All of this makes the film’s ending something rather unsustainable. In the paranoid thrillers of the 1970s, the institutions of fear almost always prevailed in one way or another. There was never a guarantee that Warren Beatty or Robert Redford or Gene Hackman would make it until the end. And even if they did survive, or “win” in some immediate sense, what was the cost? Their sanity? National trust in the presidency?
The superhero movie (or, at least the Marvel movie, which currently defines the majority of the film genre) obviously cannot abide by such rules. Just as it requires a clearly defined enemy, it needs an unequivocally triumphant ending. Hydra, by the end, is destroyed, Captain emerges victorious and alive, and S.H.I.E.L.D. can perhaps begin to piece itself back together. But who could suspend their disbelief enough to put their trust in an institution like S.H.I.E.L.D. after events such as these?
Regardless of S.H.I.E.L.D.’s new non-existence (as a monolithic entity), shouldn’t such events show the profound fallacy of entrusting such enormous power within an easily corruptible system that could host an underground terrorist organization for decades without notice? Isn’t the problem, as Captain states at the film’s beginning, the mass production of weapons as much as it is who uses them? The film casts S.H.I.E.L.D.’s excessive development of mechanized warfare to be a covert development of Hydra, but isn’t S.H.I.E.L.D. ultimately complicit in a system that sees necessity in the unfettered development of dangerous materials?
Of course it is, and that’s exactly the point. Unlike the men on the run in paranoid thrillers of the 1970s, 21st century superhero movies are never truly interested in conflict being seen to the end of one party or the other. They depend on the unceasing cycle of paranoia. After each thrilling conclusion is another nascent conflict ready to emerge after a minute into an end credits sequence.
The very bodies of Captain America and Iron Man are products of the industrial complex against which they fight. They battle enemies, and yet their existence motivates the production of more enemies. Despite the Hollywood endings, there is no winner or loser, as the conflict will never be over. The Winter Soldier saw the destruction of an organization ostensibly responsible for every modern world conflict, yet its next sequel has already set a date.

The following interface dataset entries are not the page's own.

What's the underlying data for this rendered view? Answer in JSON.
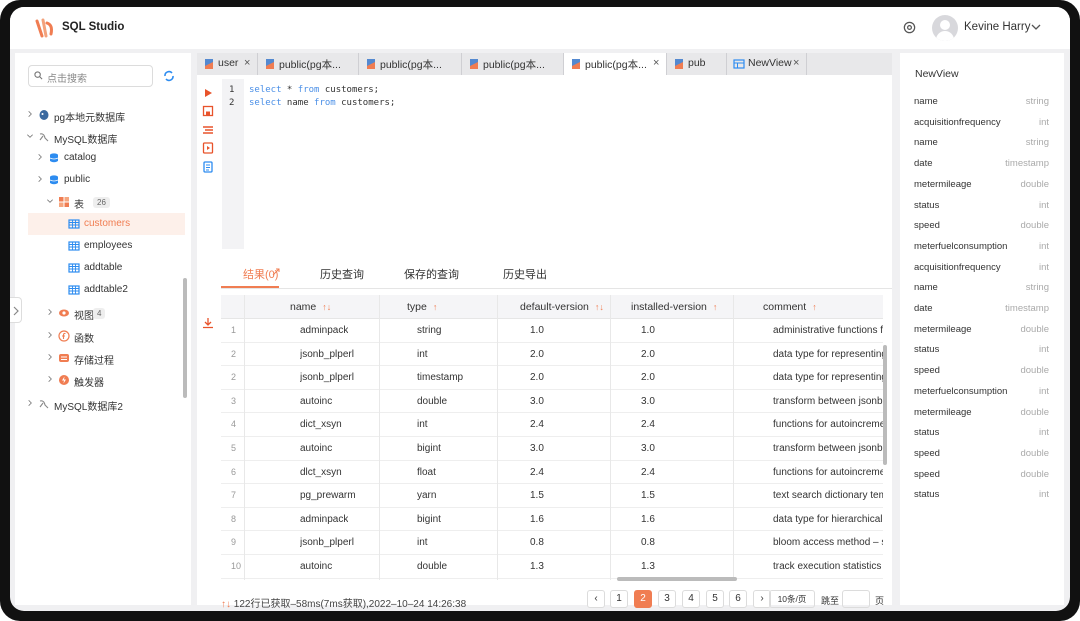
{
  "app": {
    "title": "SQL Studio"
  },
  "user": {
    "name": "Kevine Harry"
  },
  "sidebar": {
    "search_placeholder": "点击搜索",
    "tree": [
      {
        "label": "pg本地元数据库",
        "level": 0,
        "icon": "postgres-icon"
      },
      {
        "label": "MySQL数据库",
        "level": 0,
        "icon": "mysql-icon",
        "expanded": true
      },
      {
        "label": "catalog",
        "level": 1,
        "icon": "database-icon"
      },
      {
        "label": "public",
        "level": 1,
        "icon": "database-icon"
      },
      {
        "label": "表",
        "level": 2,
        "icon": "table-group-icon",
        "count": "26",
        "expanded": true
      },
      {
        "label": "customers",
        "level": 3,
        "icon": "table-icon",
        "selected": true
      },
      {
        "label": "employees",
        "level": 3,
        "icon": "table-icon"
      },
      {
        "label": "addtable",
        "level": 3,
        "icon": "table-icon"
      },
      {
        "label": "addtable2",
        "level": 3,
        "icon": "table-icon"
      },
      {
        "label": "视图",
        "level": 2,
        "icon": "view-icon",
        "count": "4"
      },
      {
        "label": "函数",
        "level": 2,
        "icon": "function-icon"
      },
      {
        "label": "存储过程",
        "level": 2,
        "icon": "procedure-icon"
      },
      {
        "label": "触发器",
        "level": 2,
        "icon": "trigger-icon"
      },
      {
        "label": "MySQL数据库2",
        "level": 0,
        "icon": "mysql-icon"
      }
    ]
  },
  "tabs": [
    {
      "label": "user",
      "close": "×"
    },
    {
      "label": "public(pg本...",
      "close": ""
    },
    {
      "label": "public(pg本...",
      "close": ""
    },
    {
      "label": "public(pg本...",
      "close": ""
    },
    {
      "label": "public(pg本...",
      "close": "×",
      "active": true
    },
    {
      "label": "pub",
      "close": ""
    },
    {
      "label": "NewView",
      "close": "×"
    }
  ],
  "editor": {
    "lines": [
      {
        "n": "1",
        "parts": [
          [
            "kw",
            "select"
          ],
          [
            "t",
            " * "
          ],
          [
            "kw",
            "from"
          ],
          [
            "t",
            " customers;"
          ]
        ]
      },
      {
        "n": "2",
        "parts": [
          [
            "kw",
            "select"
          ],
          [
            "t",
            " name "
          ],
          [
            "kw",
            "from"
          ],
          [
            "t",
            " customers;"
          ]
        ]
      }
    ]
  },
  "results": {
    "tabs": [
      "结果(0)",
      "历史查询",
      "保存的查询",
      "历史导出"
    ],
    "columns": [
      {
        "label": "name",
        "sort": "↑↓",
        "sort_color": "#f07d52"
      },
      {
        "label": "type",
        "sort": "↑",
        "sort_color": "#f07d52"
      },
      {
        "label": "default-version",
        "sort": "↑↓",
        "sort_color": "#f07d52"
      },
      {
        "label": "installed-version",
        "sort": "↑",
        "sort_color": "#f07d52"
      },
      {
        "label": "comment",
        "sort": "↑",
        "sort_color": "#f07d52"
      }
    ],
    "rows": [
      [
        "1",
        "adminpack",
        "string",
        "1.0",
        "1.0",
        " administrative functions fo"
      ],
      [
        "2",
        "jsonb_plperl",
        "int",
        "2.0",
        "2.0",
        "data type for representing"
      ],
      [
        "2",
        "jsonb_plperl",
        "timestamp",
        "2.0",
        "2.0",
        "data type for representing"
      ],
      [
        "3",
        "autoinc",
        "double",
        "3.0",
        "3.0",
        "transform between jsonb a"
      ],
      [
        "4",
        "dict_xsyn",
        "int",
        "2.4",
        "2.4",
        "functions for autoincremen"
      ],
      [
        "5",
        "autoinc",
        "bigint",
        "3.0",
        "3.0",
        "transform between jsonb a"
      ],
      [
        "6",
        "dlct_xsyn",
        "float",
        "2.4",
        "2.4",
        "functions for autoincremen"
      ],
      [
        "7",
        "pg_prewarm",
        "yarn",
        "1.5",
        "1.5",
        "text search dictionary temp"
      ],
      [
        "8",
        "adminpack",
        "bigint",
        "1.6",
        "1.6",
        "data type for hierarchical tr"
      ],
      [
        "9",
        "jsonb_plperl",
        "int",
        "0.8",
        "0.8",
        "bloom access method – sig"
      ],
      [
        "10",
        "autoinc",
        "double",
        "1.3",
        "1.3",
        "track execution statistics o"
      ]
    ],
    "status": "122行已获取–58ms(7ms获取),2022–10–24 14:26:38",
    "status_icon": "↑↓",
    "pagination": {
      "prev": "‹",
      "next": "›",
      "pages": [
        "1",
        "2",
        "3",
        "4",
        "5",
        "6"
      ],
      "active": "2"
    },
    "page_size": "10条/页",
    "jump_label": "跳至",
    "page_label": "页"
  },
  "right_panel": {
    "title": "NewView",
    "fields": [
      [
        "name",
        "string"
      ],
      [
        "acquisitionfrequency",
        "int"
      ],
      [
        "name",
        "string"
      ],
      [
        "date",
        "timestamp"
      ],
      [
        "metermileage",
        "double"
      ],
      [
        "status",
        "int"
      ],
      [
        "speed",
        "double"
      ],
      [
        "meterfuelconsumption",
        "int"
      ],
      [
        "acquisitionfrequency",
        "int"
      ],
      [
        "name",
        "string"
      ],
      [
        "date",
        "timestamp"
      ],
      [
        "metermileage",
        "double"
      ],
      [
        "status",
        "int"
      ],
      [
        "speed",
        "double"
      ],
      [
        "meterfuelconsumption",
        "int"
      ],
      [
        "metermileage",
        "double"
      ],
      [
        "status",
        "int"
      ],
      [
        "speed",
        "double"
      ],
      [
        "speed",
        "double"
      ],
      [
        "status",
        "int"
      ]
    ]
  },
  "colors": {
    "accent": "#f07d52",
    "keyword": "#4a8fe7"
  }
}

And this is where Marvel’s relationship to post-9/11 sentiment stops making for better-than-fluff superhero films and more of an insidious assembly line of post 9/11 branding. Images of warfare and falling buildings now belong as much to our summer multiplex entertainment as they do our cable news channels. The iconography of terror and paranoia these films invoke now seem to offer less a chance for catharsis or even reflection, and has instead solidified into a requisite genre trope across a widening web of films and studio-based narrative universes. This is what it means to be a Superhero Movie now.
While Marvel films have offered surprisingly incisive views into the implications of armed global conflict, they are also products of the paranoia-industrial complex that they use as their playing field. They are invested in recycling the images and affects of 21st century paranoia into perpetuity. Or, more specifically, into 2028. No wonder the real-life Captain wants to find a way out of the cycle.